Benjamin W. Corn, MD, on Integrating Hope Into Clinical Oncology
2021 ASCO Quality Care Symposium
Benjamin W. Corn, MD, of Shaare Zedek Medical Center in Jerusalem, discusses hope: what it takes for hope to thrive; how he and his colleagues are helping patients and providers become more hopeful through workshops; and his collaboration with the Southwest Oncology Group to aid patients, through hopefulness, to better adhere to treatment regimens.
Jenny Jing Xiang, MD, of Yale University School of Medicine, discusses a universal, standardized clinical trial prescreening protocol, which streamlined research recruitment and was associated with yearly increases in patient enrollment at the Veterans Administration (VA) Connecticut Cancer Center. The Center became the top-accruing VA site for National Cancer Institute–sponsored trials and was ranked in the top 10 enrolling sites nationally for VA and non-VA hospitals.
Tina Shih, PhD, of The University of Texas MD Anderson Cancer Center, discusses the rising cost-sharing requirement from private insurance, which has worsened the financial burden for patients with cancer. She believes that cost-containment policies alone may not be enough to ease this hardship.
Aakash Desai, MPH, MD, of the Mayo Clinic in Rochester, Minnesota, talks about the urgent need for drug pricing reform, given the average expenditure of Medicare part D, and the ultimate out-of-pocket costs for patients with cancer. The promise of precision oncology will fail, says Dr. Desai, if we fail to bring the right drugs to the right patient at the right time, with the right price.

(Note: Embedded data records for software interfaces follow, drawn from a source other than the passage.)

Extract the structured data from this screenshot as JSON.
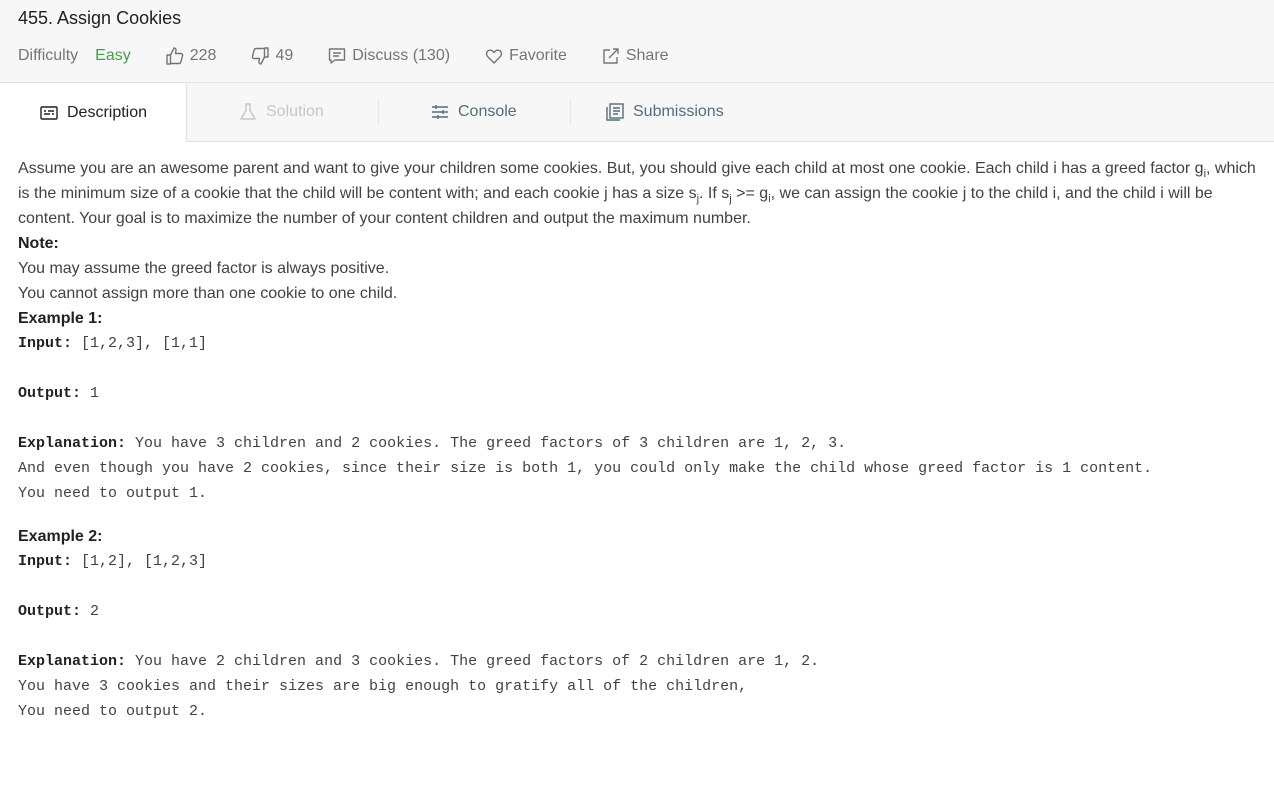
{
  "problem": {
    "title": "455.  Assign Cookies",
    "difficulty_label": "Difficulty",
    "difficulty": "Easy",
    "likes": "228",
    "dislikes": "49",
    "discuss": "Discuss (130)",
    "favorite": "Favorite",
    "share": "Share"
  },
  "tabs": {
    "description": "Description",
    "solution": "Solution",
    "console": "Console",
    "submissions": "Submissions"
  },
  "description": {
    "s1": "Assume you are an awesome parent and want to give your children some cookies. But, you should give each child at most one cookie. Each child i has a greed factor g",
    "sub_i": "i",
    "s2": ", which is the minimum size of a cookie that the child will be content with; and each cookie j has a size s",
    "sub_j": "j",
    "s3": ". If s",
    "s4": " >= g",
    "s5": ", we can assign the cookie j to the child i, and the child i will be content. Your goal is to maximize the number of your content children and output the maximum number."
  },
  "note": {
    "title": "Note:",
    "line1": "You may assume the greed factor is always positive.",
    "line2": "You cannot assign more than one cookie to one child."
  },
  "example1": {
    "title": "Example 1:",
    "input_label": "Input:",
    "input": " [1,2,3], [1,1]",
    "output_label": "Output:",
    "output": " 1",
    "explanation_label": "Explanation:",
    "explanation": " You have 3 children and 2 cookies. The greed factors of 3 children are 1, 2, 3. \nAnd even though you have 2 cookies, since their size is both 1, you could only make the child whose greed factor is 1 content.\nYou need to output 1."
  },
  "example2": {
    "title": "Example 2:",
    "input_label": "Input:",
    "input": " [1,2], [1,2,3]",
    "output_label": "Output:",
    "output": " 2",
    "explanation_label": "Explanation:",
    "explanation": " You have 2 children and 3 cookies. The greed factors of 2 children are 1, 2. \nYou have 3 cookies and their sizes are big enough to gratify all of the children, \nYou need to output 2."
  },
  "colors": {
    "easy": "#43a047",
    "header_bg": "#f7f7f7",
    "text": "#424242",
    "meta": "#757575"
  },
  "icons": [
    "thumbs-up-icon",
    "thumbs-down-icon",
    "discuss-icon",
    "heart-icon",
    "share-icon",
    "description-icon",
    "flask-icon",
    "console-sliders-icon",
    "submissions-icon"
  ]
}
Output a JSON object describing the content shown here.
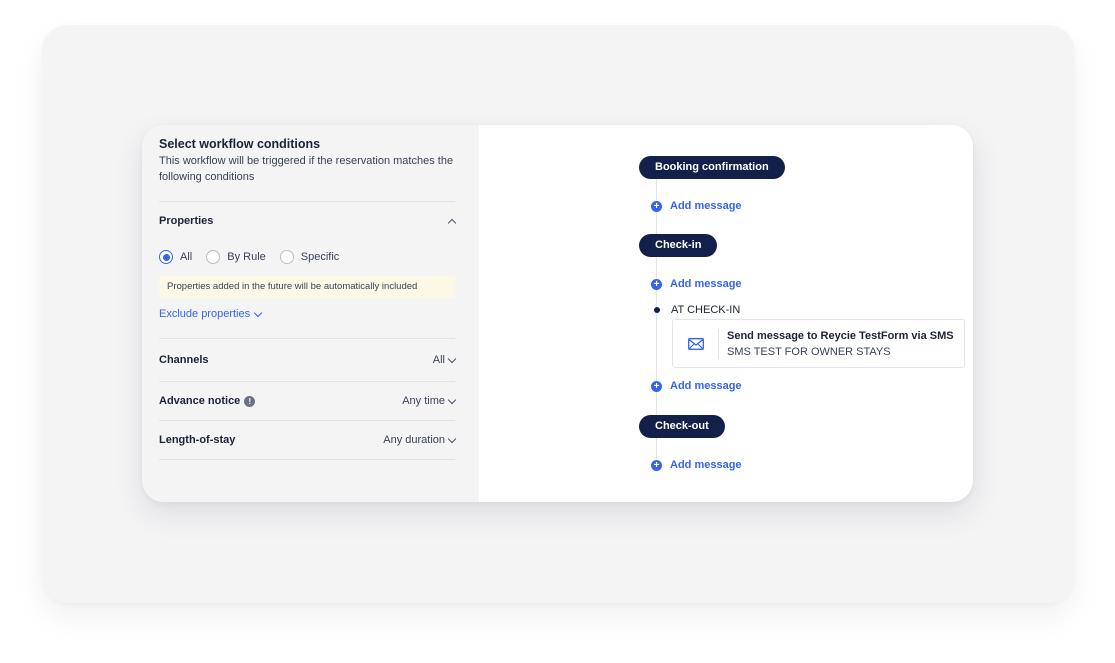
{
  "conditions": {
    "title": "Select workflow conditions",
    "description": "This workflow will be triggered if the reservation matches the following conditions"
  },
  "properties": {
    "label": "Properties",
    "options": [
      "All",
      "By Rule",
      "Specific"
    ],
    "selected": "All",
    "notice": "Properties added in the future will be automatically included",
    "exclude_link": "Exclude properties"
  },
  "channels": {
    "label": "Channels",
    "value": "All"
  },
  "advance_notice": {
    "label": "Advance notice",
    "value": "Any time",
    "info_icon": "!"
  },
  "length_of_stay": {
    "label": "Length-of-stay",
    "value": "Any duration"
  },
  "timeline": {
    "booking": "Booking confirmation",
    "checkin": "Check-in",
    "checkout": "Check-out",
    "add_message": "Add message",
    "trigger_label": "AT CHECK-IN",
    "message": {
      "title": "Send message to Reycie TestForm via SMS",
      "subtitle": "SMS TEST FOR OWNER STAYS",
      "icon": "envelope-icon"
    }
  },
  "colors": {
    "accent": "#3563e9",
    "pill": "#13214a",
    "notice_bg": "#fbf8e6",
    "panel_bg": "#f4f4f5"
  }
}
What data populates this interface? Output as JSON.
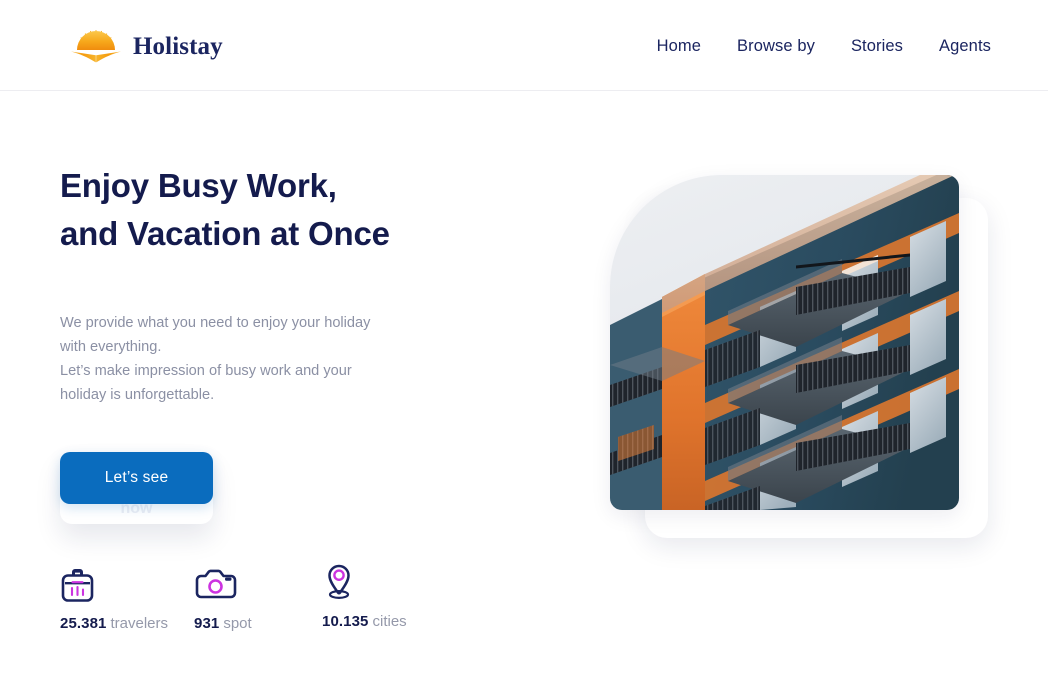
{
  "brand": {
    "name": "Holistay",
    "logo_icon": "sunrise-logo-icon",
    "logo_colors": {
      "sun": "#F6A81C",
      "sun_light": "#FBC02D",
      "text": "#1B2560"
    }
  },
  "nav": {
    "items": [
      {
        "label": "Home"
      },
      {
        "label": "Browse by"
      },
      {
        "label": "Stories"
      },
      {
        "label": "Agents"
      }
    ]
  },
  "hero": {
    "headline": "Enjoy Busy Work, and Vacation at Once",
    "subcopy_line1": "We provide what you need to enjoy your holiday with everything.",
    "subcopy_line2": "Let’s make impression of busy work and your holiday is unforgettable.",
    "cta_label": "Let’s see",
    "cta_ghost_label": "now",
    "cta_color": "#0A6CBE",
    "headline_color": "#141B4D",
    "subcopy_color": "#8B90A4"
  },
  "stats": {
    "items": [
      {
        "icon": "briefcase-icon",
        "value": "25.381",
        "label": "travelers"
      },
      {
        "icon": "camera-icon",
        "value": "931",
        "label": "spot"
      },
      {
        "icon": "location-pin-icon",
        "value": "10.135",
        "label": "cities"
      }
    ],
    "icon_outline_color": "#1B2560",
    "icon_accent_color": "#CC33E0"
  },
  "visual": {
    "photo_alt": "apartment-building-photo",
    "photo_colors": {
      "facade_blue": "#2C4E62",
      "facade_orange": "#E2752E",
      "sky": "#E8EAEE",
      "balcony": "#262B33"
    }
  }
}
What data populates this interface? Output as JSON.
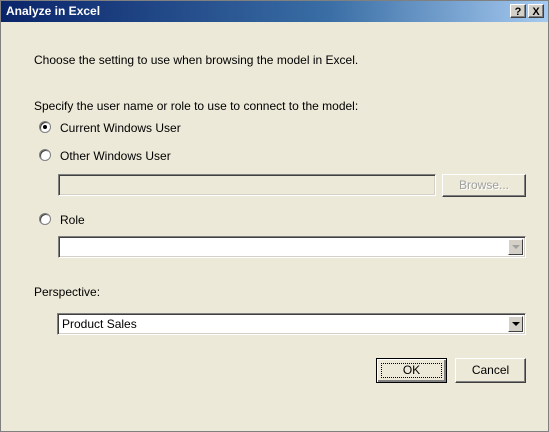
{
  "window": {
    "title": "Analyze in Excel",
    "help_label": "?",
    "close_label": "X"
  },
  "intro_text": "Choose the setting to use when browsing the model in Excel.",
  "credentials": {
    "prompt": "Specify the user name or role to use to connect to the model:",
    "options": [
      {
        "label": "Current Windows User",
        "selected": true
      },
      {
        "label": "Other Windows User",
        "selected": false
      },
      {
        "label": "Role",
        "selected": false
      }
    ],
    "other_user_value": "",
    "browse_label": "Browse...",
    "role_value": ""
  },
  "perspective": {
    "label": "Perspective:",
    "selected": "Product Sales"
  },
  "buttons": {
    "ok_label": "OK",
    "cancel_label": "Cancel"
  }
}
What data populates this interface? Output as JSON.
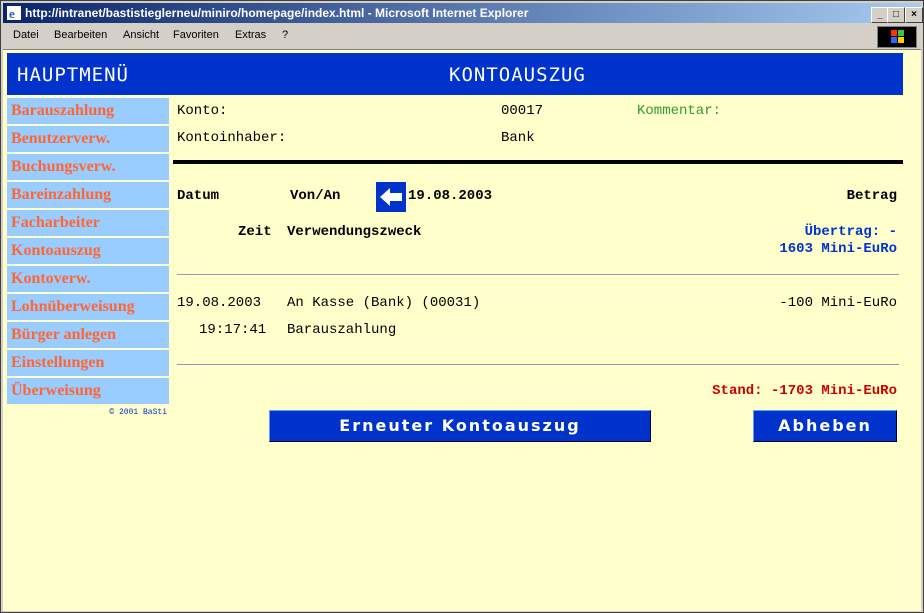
{
  "window": {
    "title": "http://intranet/bastistieglerneu/miniro/homepage/index.html - Microsoft Internet Explorer",
    "controls": {
      "minimize": "_",
      "maximize": "□",
      "close": "×"
    }
  },
  "menubar": [
    "Datei",
    "Bearbeiten",
    "Ansicht",
    "Favoriten",
    "Extras",
    "?"
  ],
  "header": {
    "menu_title": "HAUPTMENÜ",
    "page_title": "KONTOAUSZUG"
  },
  "sidebar": {
    "items": [
      "Barauszahlung",
      "Benutzerverw.",
      "Buchungsverw.",
      "Bareinzahlung",
      "Facharbeiter",
      "Kontoauszug",
      "Kontoverw.",
      "Lohnüberweisung",
      "Bürger anlegen",
      "Einstellungen",
      "Überweisung"
    ],
    "copyright": "© 2001 BaSti"
  },
  "account": {
    "konto_label": "Konto:",
    "konto_value": "00017",
    "kommentar_label": "Kommentar:",
    "inhaber_label": "Kontoinhaber:",
    "inhaber_value": "Bank"
  },
  "statement": {
    "col_datum": "Datum",
    "col_vonan": "Von/An",
    "date": "19.08.2003",
    "col_betrag": "Betrag",
    "col_zeit": "Zeit",
    "col_zweck": "Verwendungszweck",
    "uebertrag_line1": "Übertrag: -",
    "uebertrag_line2": "1603 Mini-EuRo",
    "entries": [
      {
        "date": "19.08.2003",
        "party": "An Kasse (Bank) (00031)",
        "amount": "-100 Mini-EuRo",
        "time": "19:17:41",
        "purpose": "Barauszahlung"
      }
    ],
    "stand": "Stand: -1703 Mini-EuRo"
  },
  "buttons": {
    "refresh": "Erneuter Kontoauszug",
    "withdraw": "Abheben"
  },
  "colors": {
    "header_blue": "#0033cc",
    "nav_bg": "#99ccff",
    "nav_text": "#ff6633",
    "page_bg": "#ffffcc",
    "stand_red": "#cc0000",
    "comment_green": "#339933"
  },
  "icons": {
    "back": "arrow-left-icon",
    "browser": "ie-icon",
    "windows": "windows-logo-icon"
  }
}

Divya A. Parikh, MD, of Stanford University School of Medicine, discusses findings that suggest an evidence-based tool, the Serious Illness Conversation Guide, may engage patients with metastatic or recurrent urologic cancer in goals-of-care conversations, potentially resulting in an increase of documentation of their goals in the electronic medical record.
Leticia Nogueira, PhD, MPH, of the American Cancer Society, discusses results from a study designed to evaluate the impact of Medicaid expansion under the Affordable Care Act (ACA). In Medicaid-expansion states, mortality among patients after lung cancer surgery decreased from 2.4% before the ACA to 0.8% after the ACA, with no significant change in non–Medicaid-expansion states.